One great thing about baseboard heaters is that they allow you to sequester the heat into just the areas where you need the heat. These heaters can be individually controlled with separate thermostats or even completely turned on or off, as needed.
3. Plug-In Baseboard Heaters: Flexible Spot Heating
- Summary: Plug-in electric baseboard heaters that look exactly like their hard-wired cousins.
- Advantage: Portable. Also, they disperse heat better than tiny space heaters.
- Disadvantage: These are space heaters that truly take up space. In fact, they are worse at this than hard-wired baseboard heaters because they sit on the floor, not the wall.
4. Install a Wood Pellet Stove: No Electricity, No Gas
- Summary: Stoves that burn wood pellets and push out warm air with a small fan.
- Advantage: Pellet stoves do not require a huge electrical draw.
- Disadvantage: You need to vent stoves to the exterior. In addition, pellet stove indicates a certain style preference that cannot be ignored. For example, if you want an ultra-modern basement, a pellet stove will do nothing to add to this look.
An alternative and greener option is to install a wood pellet stove. These heating sources rely on manufactured pellets as an energy source and burn clean.
These recycled pellets burn at a slow rate of combustion and, fortunately, require only a 110 V plug-in outlet to run the motor that circulates hot air.
Unlike baseboard heaters, pellet stoves are not entirely basement-internal. Because these stoves produce carbon monoxide, you will need to vent directly to the outside.
5. Space Heaters: Heat Where You Need It
- Summary: Plug-in electric space heaters that heat an "area within an area."
- Advantage: Complete portability. Very cheap to purchase.
- Disadvantage: Space heaters are the least energy efficient choice found on this list.

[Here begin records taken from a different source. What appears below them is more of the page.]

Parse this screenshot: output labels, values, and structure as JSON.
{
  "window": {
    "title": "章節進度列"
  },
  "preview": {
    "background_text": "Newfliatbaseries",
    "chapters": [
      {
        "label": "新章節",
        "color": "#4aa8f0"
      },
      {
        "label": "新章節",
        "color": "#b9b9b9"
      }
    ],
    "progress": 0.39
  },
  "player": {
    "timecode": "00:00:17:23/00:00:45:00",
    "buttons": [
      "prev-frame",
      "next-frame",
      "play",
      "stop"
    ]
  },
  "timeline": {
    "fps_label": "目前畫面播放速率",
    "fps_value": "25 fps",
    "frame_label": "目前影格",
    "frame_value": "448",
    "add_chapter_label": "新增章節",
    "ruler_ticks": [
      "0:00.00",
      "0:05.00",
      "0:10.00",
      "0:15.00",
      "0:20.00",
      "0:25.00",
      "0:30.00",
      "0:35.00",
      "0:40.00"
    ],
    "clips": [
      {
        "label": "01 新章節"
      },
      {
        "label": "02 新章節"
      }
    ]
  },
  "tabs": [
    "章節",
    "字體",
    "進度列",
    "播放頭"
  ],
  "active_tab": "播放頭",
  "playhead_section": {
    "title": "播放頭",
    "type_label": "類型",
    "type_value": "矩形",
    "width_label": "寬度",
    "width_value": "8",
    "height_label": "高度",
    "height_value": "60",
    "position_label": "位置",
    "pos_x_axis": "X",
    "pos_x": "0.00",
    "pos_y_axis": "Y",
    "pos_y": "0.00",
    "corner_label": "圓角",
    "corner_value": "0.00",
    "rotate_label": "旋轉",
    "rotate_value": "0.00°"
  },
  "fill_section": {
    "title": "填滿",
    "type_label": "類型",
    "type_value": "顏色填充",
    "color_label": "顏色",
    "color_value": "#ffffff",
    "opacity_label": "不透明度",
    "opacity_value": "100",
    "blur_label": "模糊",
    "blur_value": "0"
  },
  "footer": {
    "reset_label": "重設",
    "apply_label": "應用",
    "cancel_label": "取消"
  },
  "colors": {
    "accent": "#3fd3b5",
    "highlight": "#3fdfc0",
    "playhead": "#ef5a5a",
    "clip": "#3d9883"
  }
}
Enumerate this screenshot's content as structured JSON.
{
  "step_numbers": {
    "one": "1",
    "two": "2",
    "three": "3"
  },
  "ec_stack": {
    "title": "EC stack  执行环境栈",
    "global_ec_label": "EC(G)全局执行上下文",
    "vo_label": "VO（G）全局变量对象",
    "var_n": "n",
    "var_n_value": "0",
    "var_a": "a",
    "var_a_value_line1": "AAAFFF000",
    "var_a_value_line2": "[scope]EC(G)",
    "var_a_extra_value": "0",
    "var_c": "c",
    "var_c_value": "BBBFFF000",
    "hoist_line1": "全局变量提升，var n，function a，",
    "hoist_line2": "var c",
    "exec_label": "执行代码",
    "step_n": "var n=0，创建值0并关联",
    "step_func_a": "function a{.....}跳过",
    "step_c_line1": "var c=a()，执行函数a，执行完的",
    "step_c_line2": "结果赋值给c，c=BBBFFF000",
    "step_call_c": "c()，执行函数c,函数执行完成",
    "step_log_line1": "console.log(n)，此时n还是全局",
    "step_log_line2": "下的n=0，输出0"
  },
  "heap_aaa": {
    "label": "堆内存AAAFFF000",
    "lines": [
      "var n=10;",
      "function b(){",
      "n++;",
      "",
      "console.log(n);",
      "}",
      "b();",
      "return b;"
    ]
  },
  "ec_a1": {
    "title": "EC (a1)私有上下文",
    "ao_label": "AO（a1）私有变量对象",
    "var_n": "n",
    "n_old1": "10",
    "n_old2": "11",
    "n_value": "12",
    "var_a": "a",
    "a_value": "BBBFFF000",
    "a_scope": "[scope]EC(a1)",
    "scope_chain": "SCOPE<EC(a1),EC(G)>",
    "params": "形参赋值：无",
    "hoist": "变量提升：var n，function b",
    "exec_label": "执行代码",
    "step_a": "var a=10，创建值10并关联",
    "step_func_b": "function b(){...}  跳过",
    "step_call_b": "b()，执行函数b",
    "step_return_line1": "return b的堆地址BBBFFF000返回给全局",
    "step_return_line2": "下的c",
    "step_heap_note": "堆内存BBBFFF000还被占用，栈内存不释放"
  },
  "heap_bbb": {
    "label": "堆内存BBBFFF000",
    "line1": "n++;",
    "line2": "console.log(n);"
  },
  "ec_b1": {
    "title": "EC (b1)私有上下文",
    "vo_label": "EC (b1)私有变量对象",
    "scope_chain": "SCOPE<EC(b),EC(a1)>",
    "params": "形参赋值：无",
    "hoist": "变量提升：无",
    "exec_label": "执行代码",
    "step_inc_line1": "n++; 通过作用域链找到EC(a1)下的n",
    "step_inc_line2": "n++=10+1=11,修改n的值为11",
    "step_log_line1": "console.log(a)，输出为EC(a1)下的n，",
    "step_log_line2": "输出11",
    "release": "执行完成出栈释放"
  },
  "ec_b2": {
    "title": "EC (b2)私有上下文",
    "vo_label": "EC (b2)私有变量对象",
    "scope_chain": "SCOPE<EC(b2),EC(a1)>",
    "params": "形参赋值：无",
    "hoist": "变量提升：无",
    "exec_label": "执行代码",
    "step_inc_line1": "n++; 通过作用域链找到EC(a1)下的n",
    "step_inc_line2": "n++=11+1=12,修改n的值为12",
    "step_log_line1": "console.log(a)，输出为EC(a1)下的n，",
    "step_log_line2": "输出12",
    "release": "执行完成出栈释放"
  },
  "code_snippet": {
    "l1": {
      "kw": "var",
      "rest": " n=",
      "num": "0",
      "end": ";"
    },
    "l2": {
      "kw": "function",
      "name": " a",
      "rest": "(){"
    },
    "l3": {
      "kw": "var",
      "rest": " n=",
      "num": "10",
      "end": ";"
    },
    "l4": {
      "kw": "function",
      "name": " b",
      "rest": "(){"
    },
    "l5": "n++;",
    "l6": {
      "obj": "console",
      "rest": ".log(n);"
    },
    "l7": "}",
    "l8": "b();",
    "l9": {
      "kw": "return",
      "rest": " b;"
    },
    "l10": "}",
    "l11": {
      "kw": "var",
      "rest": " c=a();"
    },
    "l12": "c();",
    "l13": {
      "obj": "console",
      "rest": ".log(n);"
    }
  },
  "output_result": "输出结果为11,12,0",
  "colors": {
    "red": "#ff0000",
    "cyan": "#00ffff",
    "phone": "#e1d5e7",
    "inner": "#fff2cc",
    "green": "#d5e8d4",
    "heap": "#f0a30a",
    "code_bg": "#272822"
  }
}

Space heaters are familiar to anyone who has lived in a cold apartment or dorm room. Cheap to purchase (nearly all cost less than $100), they plug directly into an ordinary household outlet and start blowing heat right away. There's no need to wait for HVAC technicians or electricians to do their work.
Fan-driven convection heaters are the least expensive and also the least efficient. Large, flat, micathermic heaters install on the wall like a flat-screen TV and slowly heat the room. Portable radiators roll into the room; their oil-filled cores retain heat even after the heating element has turned off.
5. Combination of Several Heat Sources
What if your HVAC system cannot supply enough heat to the entire house? It is possible to make do with temporary measures such as shutting off the upstairs registers by hand if you plan to be down in the basement for a while.
You may just have a trickle of heat coming through the downstairs basement registers. Do not discount the value of this low-volume heat. It is possible to run the furnace long enough to take the chill off of the basement room, using the energy draw on the electric baseboard heaters. By having the HVAC work in combination with the baseboard heaters, you should be able to supply enough heat for your basement.